- Stop smoking
You will also be asked to provide a complete medical history for your Specialist Plastic Surgeon including any health problems you have had, any medication you are taking or have taken, and any allergies you may have.
You should stop taking certain medicines such as non-steroidal anti-inflammatory drugs (NSAIDs), aspirin, and medicines that contain aspirin. You may also be asked to stop taking naturopathic substances such as garlic, ginkgo, ginseng and St John’s Wort as they may affect clotting and anaesthesia. Always tell your surgeon EVERYTHING you are taking.
Your surgeon should give detailed pre-procedure instructions. Follow them carefully.
Following your procedure, you should rest and apply an ice pack to the area to minimise the swelling and chance of bruising. Avoid taking medicines such as non-steroidal anti-inflammatory drugs (NSAIDs), aspirin, and medicines that contain aspirin, as these will cause more bruising – use panadol based medications for pain relief. Avoid heavy lifting, strenuous exercise, swimming and strenuous sports for a day or two.Depending on the extent of your procedure, you may need to take a few days off work.
If you experience any of the following symptoms, notify your surgeon immediate:
- Increasing pain or tenderness, bruising or other problems that appear to be worsening
Your surgeon will give you specific instructions on post-procedure care.
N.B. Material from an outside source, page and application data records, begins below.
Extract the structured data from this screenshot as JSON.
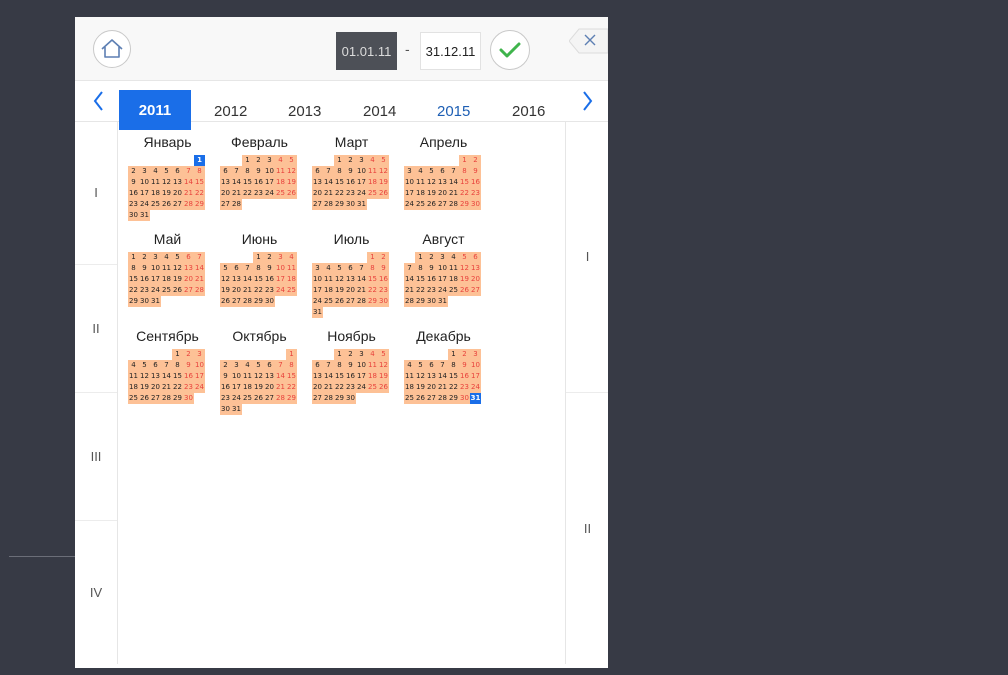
{
  "header": {
    "date_from": "01.01.11",
    "date_separator": "-",
    "date_to": "31.12.11"
  },
  "colors": {
    "accent": "#1a6ee8",
    "day_bg": "#fdc196",
    "weekend_text": "#e8423c",
    "confirm": "#3fb44c",
    "background": "#373a45"
  },
  "icons": {
    "home": "home-icon",
    "confirm": "checkmark-icon",
    "close": "close-icon",
    "prev": "chevron-left-icon",
    "next": "chevron-right-icon"
  },
  "years": {
    "active": "2011",
    "others": [
      "2012",
      "2013",
      "2014",
      "2015",
      "2016"
    ]
  },
  "quarters": [
    "I",
    "II",
    "III",
    "IV"
  ],
  "halves": [
    "I",
    "II"
  ],
  "months": [
    {
      "name": "Январь",
      "start": 6,
      "days": 31
    },
    {
      "name": "Февраль",
      "start": 2,
      "days": 28
    },
    {
      "name": "Март",
      "start": 2,
      "days": 31
    },
    {
      "name": "Апрель",
      "start": 5,
      "days": 30
    },
    {
      "name": "Май",
      "start": 0,
      "days": 31
    },
    {
      "name": "Июнь",
      "start": 3,
      "days": 30
    },
    {
      "name": "Июль",
      "start": 5,
      "days": 31
    },
    {
      "name": "Август",
      "start": 1,
      "days": 31
    },
    {
      "name": "Сентябрь",
      "start": 4,
      "days": 30
    },
    {
      "name": "Октябрь",
      "start": 6,
      "days": 31
    },
    {
      "name": "Ноябрь",
      "start": 2,
      "days": 30
    },
    {
      "name": "Декабрь",
      "start": 4,
      "days": 31
    }
  ],
  "selected": [
    {
      "month": 0,
      "day": 1
    },
    {
      "month": 11,
      "day": 31
    }
  ]
}
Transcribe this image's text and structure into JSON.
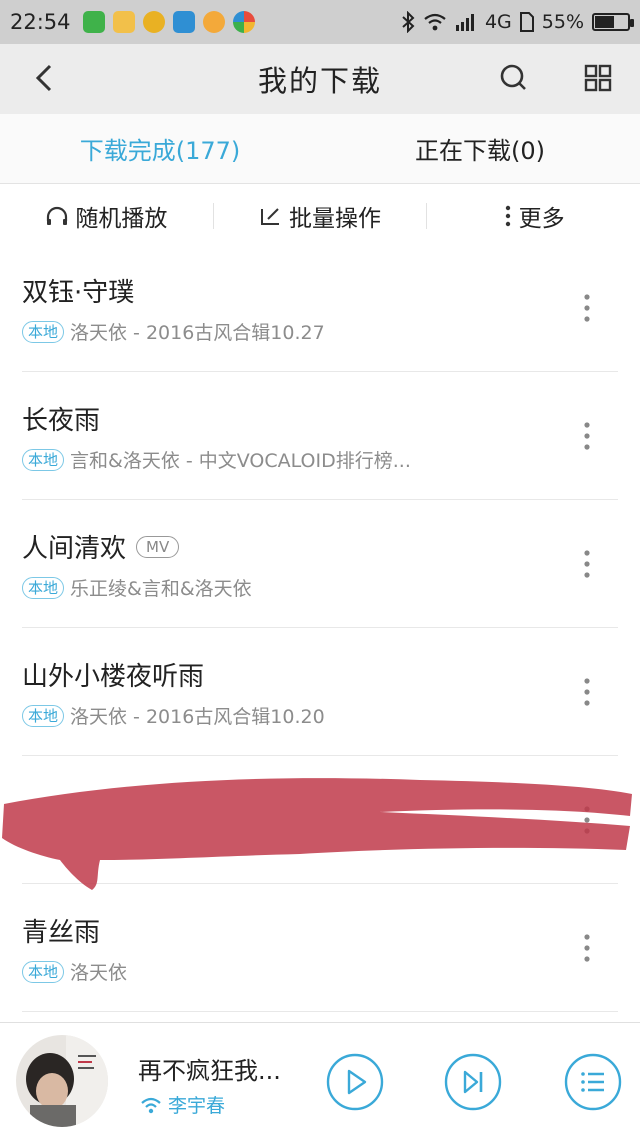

These instructions may include:
- How to care for the area after the procedure
- When to follow-up with your surgeon
Be sure to ask your surgeon specific questions about what you can expect during your individual recovery period, such as:
- When can I resume normal activity and exercise?
- When do I return for follow-up care?
In most circumstances, no initial procedures are required. However, as with all procedures, revisional procedures may be necessary to improve under correction of the problem or improve minor asymmetry.
Temporary injectable fillers last from a few months to a year or so, and further procedures are needed for continuing improvement of the area of concern.
Cost is always a consideration in elective procedures. Prices for individual procedures can vary widely between Specialist Plastic Surgeons. Some factors that may influence the cost include the surgeon’s experience, the type of procedure used and the geographic location of the office.Your surgeon should welcome any questions you may have regarding fees.
A natural protein used as an injectable filler for soft tissue augmentation
The middle portion of the lip which has the upturn
Fat harvested from your own body and used as an injectable filler for soft tissue augmentation
A natural substance found in the body used as a filler
A mineral-like compound found naturally in human bone used as a filler
Substances used to restore volume and a more youthful appearance
A drug injected directly to the site of an incision during an operation to relieve pain
Soft tissue augmentation:
The use of injectable fillers to restore volume and your youthful appearance
Visit the Plastic Surgery Glossary for more medical terms.
This website is intended to provide you with general information only. This information is not a substitute for advice from your Specialist Plastic Surgeon and does not contain all the known facts about this procedure or every possible side effect of surgery. It is important that you speak to your surgeon before deciding to undergo surgery. If you are not sure about the benefits, risks and limitations of treatment, or anything else relating to your procedure, ask your surgeon to explain. Patient information provided as part of this website is evidence-based, and sourced from a range of reputable information providers including the American Society of Plastic Surgeons, Better Health Channel and Mi-tec medical publishing.